    VN: How do you think measurement will work in OTT/CTV ads? Will there be a single currency like Nielsen in traditional TV, that will emerge?
    CD: In many ways, we are still in the infancy stages of OTT and the industry continues to experiment with measurement solutions. Currently, there is no single solution that can compare apples to apples from linear TV to digital, and this is the real challenge for media buyers who are trying to justify their ad spend equally across devices.

    In the future, it’s possible that automatic content recognition (ACR) data may be the plausible, streamlined solution across both linear and digital TV primarily because it measures content that is “on the glass.” Viewers have to opt-in to allow the device manufacturer to track content they are watching. Advertisers want glass-level measurement/ ACR data to come to fruition because it provides second-by-second feedback about campaign performance. Of course, with ACR data comes privacy concerns so it will be extremely important for the opt-in process to be buttoned up and seamless.
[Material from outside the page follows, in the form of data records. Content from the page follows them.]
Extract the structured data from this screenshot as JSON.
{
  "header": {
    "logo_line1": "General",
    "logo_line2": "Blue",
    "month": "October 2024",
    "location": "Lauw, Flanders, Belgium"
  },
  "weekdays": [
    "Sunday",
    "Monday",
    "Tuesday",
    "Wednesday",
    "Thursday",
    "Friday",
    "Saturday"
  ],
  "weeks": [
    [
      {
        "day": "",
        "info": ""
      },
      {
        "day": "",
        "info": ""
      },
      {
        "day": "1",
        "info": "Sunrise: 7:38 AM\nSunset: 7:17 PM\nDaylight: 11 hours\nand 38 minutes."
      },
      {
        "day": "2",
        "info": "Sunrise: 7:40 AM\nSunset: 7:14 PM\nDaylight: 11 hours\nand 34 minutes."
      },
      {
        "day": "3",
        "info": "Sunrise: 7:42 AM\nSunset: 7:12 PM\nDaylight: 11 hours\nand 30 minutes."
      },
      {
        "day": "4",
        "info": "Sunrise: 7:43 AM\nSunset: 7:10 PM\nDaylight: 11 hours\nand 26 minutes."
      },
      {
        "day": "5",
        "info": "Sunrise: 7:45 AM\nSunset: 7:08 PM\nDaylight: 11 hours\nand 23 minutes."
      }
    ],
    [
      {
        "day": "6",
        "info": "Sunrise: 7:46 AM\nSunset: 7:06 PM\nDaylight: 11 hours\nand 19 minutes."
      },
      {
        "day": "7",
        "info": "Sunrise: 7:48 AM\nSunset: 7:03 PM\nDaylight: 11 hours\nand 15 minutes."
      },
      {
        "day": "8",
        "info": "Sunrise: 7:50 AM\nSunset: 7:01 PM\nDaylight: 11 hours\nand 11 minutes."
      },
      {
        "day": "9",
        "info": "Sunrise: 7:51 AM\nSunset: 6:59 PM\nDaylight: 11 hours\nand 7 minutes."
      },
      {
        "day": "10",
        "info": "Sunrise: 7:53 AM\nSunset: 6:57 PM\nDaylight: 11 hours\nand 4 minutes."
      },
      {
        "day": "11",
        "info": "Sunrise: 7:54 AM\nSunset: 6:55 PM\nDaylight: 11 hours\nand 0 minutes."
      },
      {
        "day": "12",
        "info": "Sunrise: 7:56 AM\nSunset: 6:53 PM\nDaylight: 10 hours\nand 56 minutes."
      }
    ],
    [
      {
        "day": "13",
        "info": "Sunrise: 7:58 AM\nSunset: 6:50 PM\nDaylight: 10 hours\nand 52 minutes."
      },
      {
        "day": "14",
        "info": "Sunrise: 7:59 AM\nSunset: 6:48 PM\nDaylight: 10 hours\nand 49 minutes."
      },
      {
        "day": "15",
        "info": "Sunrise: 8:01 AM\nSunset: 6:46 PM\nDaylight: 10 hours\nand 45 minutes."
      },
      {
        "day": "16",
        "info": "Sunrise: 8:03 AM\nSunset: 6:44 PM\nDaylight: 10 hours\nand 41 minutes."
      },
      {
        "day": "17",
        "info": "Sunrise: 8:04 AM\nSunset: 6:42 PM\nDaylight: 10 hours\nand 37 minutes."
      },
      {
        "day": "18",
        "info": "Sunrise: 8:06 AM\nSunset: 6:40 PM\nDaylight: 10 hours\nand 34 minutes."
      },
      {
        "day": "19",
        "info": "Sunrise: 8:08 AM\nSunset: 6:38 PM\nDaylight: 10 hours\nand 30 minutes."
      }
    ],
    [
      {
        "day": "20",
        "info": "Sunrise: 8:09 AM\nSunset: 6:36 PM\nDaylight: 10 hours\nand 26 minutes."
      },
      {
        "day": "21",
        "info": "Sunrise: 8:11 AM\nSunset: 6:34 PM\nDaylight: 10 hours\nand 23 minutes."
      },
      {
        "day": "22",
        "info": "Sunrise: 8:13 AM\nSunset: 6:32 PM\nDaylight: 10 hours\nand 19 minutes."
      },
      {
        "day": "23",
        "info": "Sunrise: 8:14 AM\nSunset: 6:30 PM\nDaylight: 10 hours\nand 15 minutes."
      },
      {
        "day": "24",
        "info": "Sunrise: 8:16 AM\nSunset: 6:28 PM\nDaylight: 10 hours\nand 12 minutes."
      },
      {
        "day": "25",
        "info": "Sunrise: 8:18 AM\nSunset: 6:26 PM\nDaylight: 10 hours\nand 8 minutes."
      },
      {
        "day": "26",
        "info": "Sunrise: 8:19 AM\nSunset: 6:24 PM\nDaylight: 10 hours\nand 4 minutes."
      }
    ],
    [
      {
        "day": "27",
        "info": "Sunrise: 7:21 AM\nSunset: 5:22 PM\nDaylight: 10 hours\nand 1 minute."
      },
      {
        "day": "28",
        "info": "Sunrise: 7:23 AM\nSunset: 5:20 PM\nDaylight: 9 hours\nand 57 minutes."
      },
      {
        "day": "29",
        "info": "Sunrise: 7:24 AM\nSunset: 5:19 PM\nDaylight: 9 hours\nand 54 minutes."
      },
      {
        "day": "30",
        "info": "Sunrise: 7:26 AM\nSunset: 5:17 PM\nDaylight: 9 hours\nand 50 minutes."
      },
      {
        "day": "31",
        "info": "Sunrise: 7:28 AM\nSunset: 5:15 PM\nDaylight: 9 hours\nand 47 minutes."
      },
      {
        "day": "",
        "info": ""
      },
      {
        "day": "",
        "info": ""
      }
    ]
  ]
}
    VN: How do you think the world of CTV advertising will change in the next year?
    CD: At SpotX, we believe data activation will be the bedrock of OTT advertising in 2020 and a central tactic of advertisers’ CTV investments. Brands wish to capture the full promise of OTT which includes audience segmentation, targeting, and insights. This will be enabled through ecosystems driven by device manufacturers such as Roku, Amazon, and Samsung, and their highly valuable audience data

    Additionally, with more players entering the space, ad supported inventory fragmentation continues to increase. Brands will continue to be challenged where to allocate media budgets, all while managing frequency and measurement to truly scale.

    VN: Thank you!